The crowd was on its feet when the hometown boys came out at 10:20 p.m. to the recorded strains of AC/DC’s “Thunderstruck,” the most fitting song imaginable for the evening. As the Australian rock gods faded out, Skynyrd launched into “Workin’ for MCA” followed by “Skynyrd Nation.”
Other Jacksonville-sprung bands have a nasty habit of sneering at their roots. Lynyrd Skynyrd is not one of them. This town is so used to holding its arms out for an embrace and getting snubbed that it was refreshing and touching when Van Zant hugged us back and talked about how much he and the band love their Jacksonville home. “We’re not saying goodbye, we’re making memories,” he said.
At this point, we’d indulged in seven-plus hours of solid festival-ing, and there were some tired puppies in that audience, so some of their slower standards didn’t elicit much response.

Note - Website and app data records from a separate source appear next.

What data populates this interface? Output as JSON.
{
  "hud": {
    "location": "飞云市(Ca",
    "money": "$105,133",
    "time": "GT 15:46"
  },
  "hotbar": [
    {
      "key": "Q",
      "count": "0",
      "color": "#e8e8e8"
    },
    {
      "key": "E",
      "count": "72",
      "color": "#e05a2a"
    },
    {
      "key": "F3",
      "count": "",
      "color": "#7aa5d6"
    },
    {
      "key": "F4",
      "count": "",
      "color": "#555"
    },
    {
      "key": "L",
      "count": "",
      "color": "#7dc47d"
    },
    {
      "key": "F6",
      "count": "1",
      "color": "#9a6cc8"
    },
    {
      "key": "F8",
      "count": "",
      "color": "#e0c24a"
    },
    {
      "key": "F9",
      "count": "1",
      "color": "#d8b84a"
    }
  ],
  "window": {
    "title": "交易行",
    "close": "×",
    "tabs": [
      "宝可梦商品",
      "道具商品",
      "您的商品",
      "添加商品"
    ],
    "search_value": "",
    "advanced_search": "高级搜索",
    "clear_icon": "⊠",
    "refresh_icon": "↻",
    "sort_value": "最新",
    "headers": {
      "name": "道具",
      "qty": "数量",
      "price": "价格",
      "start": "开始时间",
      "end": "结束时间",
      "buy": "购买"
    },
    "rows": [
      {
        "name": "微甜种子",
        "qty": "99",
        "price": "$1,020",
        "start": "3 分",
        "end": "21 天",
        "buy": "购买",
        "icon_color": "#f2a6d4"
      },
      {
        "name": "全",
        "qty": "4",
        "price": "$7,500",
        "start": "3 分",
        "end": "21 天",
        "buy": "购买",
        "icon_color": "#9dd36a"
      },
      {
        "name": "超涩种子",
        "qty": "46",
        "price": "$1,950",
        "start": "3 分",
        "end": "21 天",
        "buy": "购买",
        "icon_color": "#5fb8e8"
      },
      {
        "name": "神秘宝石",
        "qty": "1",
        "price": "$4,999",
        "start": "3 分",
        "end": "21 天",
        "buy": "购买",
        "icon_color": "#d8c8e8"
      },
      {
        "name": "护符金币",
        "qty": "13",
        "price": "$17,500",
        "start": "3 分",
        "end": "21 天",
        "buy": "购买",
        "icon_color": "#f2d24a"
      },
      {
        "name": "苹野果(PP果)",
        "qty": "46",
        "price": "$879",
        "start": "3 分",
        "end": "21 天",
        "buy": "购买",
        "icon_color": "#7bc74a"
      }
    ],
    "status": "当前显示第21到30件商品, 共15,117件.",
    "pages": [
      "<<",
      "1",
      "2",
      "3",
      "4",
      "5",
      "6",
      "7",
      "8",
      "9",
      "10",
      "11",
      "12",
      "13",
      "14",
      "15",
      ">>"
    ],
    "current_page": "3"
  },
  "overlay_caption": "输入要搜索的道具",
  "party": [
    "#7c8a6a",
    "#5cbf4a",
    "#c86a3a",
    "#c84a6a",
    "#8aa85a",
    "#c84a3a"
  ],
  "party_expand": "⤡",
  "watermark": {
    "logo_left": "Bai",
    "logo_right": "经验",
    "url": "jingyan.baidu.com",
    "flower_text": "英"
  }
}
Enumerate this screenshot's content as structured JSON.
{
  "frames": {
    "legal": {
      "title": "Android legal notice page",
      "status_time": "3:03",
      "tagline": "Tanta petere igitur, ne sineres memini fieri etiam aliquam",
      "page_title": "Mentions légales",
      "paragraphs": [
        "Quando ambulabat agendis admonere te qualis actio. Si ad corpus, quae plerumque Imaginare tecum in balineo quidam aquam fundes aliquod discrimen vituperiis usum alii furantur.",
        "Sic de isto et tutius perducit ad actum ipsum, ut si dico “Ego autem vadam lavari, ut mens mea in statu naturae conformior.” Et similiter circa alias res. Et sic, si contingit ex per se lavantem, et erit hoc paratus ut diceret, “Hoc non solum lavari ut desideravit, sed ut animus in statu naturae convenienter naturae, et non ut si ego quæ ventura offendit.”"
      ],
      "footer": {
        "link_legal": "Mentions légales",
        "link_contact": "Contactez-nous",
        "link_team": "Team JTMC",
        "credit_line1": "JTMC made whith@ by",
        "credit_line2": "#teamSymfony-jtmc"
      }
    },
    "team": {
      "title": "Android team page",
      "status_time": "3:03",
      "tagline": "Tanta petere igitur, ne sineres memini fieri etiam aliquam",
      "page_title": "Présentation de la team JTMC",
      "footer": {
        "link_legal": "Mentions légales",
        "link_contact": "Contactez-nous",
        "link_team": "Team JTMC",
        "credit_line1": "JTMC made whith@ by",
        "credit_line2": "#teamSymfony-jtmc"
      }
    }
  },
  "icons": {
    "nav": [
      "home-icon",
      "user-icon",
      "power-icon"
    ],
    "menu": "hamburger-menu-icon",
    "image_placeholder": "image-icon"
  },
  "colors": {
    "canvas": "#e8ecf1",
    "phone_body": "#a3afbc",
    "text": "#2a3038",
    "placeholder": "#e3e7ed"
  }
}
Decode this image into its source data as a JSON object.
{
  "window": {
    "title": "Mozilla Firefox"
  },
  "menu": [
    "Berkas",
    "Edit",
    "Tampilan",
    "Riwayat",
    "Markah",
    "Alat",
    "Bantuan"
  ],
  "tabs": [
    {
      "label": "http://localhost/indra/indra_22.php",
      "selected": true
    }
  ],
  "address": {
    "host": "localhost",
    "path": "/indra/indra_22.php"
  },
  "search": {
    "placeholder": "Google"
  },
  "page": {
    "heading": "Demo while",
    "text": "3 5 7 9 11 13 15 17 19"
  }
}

Jams like “What’s Your Name” and “I Know A Little” were welcome up-tempo reprieves for sleepy eyes and ears.
After 31 years as frontman, lead singer Johnny Van Zant is as much Lynyrd Skynyrd as his dearly departed big brother Ronnie, who perished in the band’s tragic 1977 plane crash, days after the release of the album Street Survivors, for which the present tour is named. Van Zant’s musicianship was matched by the guitarist duo of pre-plane-crash band members, Rickey Medlocke and Gary Rossington, two true showmen with the shredding ability to hold those the big, bold riffs that characterize their sound.
Skynyrd delivered a tinge of schmaltz—I’m not complaining; it’s a farewell tour, that’s what we came for—and some more than well-earned sentimentality. Before playing fan favorite “Simple Man,” a haunting, poetic ballad that in earlier years would’ve brought the lighters out to illuminate us all in the delicate glow of tiny firelights, Van Zant dedicated the night “to all fallen members of Lynyrd Skynyrd.”
They played a few of their more rollicking numbers: “Gimme Three Steps,” a personal fave, “Call Me the Breeze,” and, of course, “Sweet Home Alabama.”
(Side note for fans of both Skynyrd and football: I agree with local sports cognoscente Sam Kouvaris, who wrote in the Florida Times-Union that the Jaguars should continue the tradition of playing Skynyrd at home games. In fact, not only do I agree: I demand it. If not “Sweet Home Alabama,” which they’ve been playing as long as I’ve been a season ticket-holder, then maybe “Call Me The Breeze”—except when the Saints come to town—then perhaps they could play “That Smell.”)
The night wouldn’t have been complete without THAT song—you know the one. After “Sweet Home Alabama,” which finished with red-white-and-blue confetti shot into the air, the band left the stage and the stadium in the dark for a few minutes. I’ve heard people chant “Freebird” before, but only in jest. Well, that was true … until Sunday night. After a few minutes, the guys returned to the stage and gave us what we’d been waiting for. Cell phone lights lit the night like fireflies as a video clip of Ronnie Van Zant played. “That’s what this country is all about, being free,” RVZ said. “I think everyone wants to be free.”
With that, for one last encore at home, Lynyrd Skynyrd played “Freebird.” It was the first time I’d heard it live and it was the last time Northeast Florida would hear the song that defined the band and a genre and a generation in so many ways, played by the band that brung it.
At the end of the song, as more confetti shot into the air, followed by fireworks streaking into the sky, a light rain misted us like a kiss from heaven.
And the lights went dark.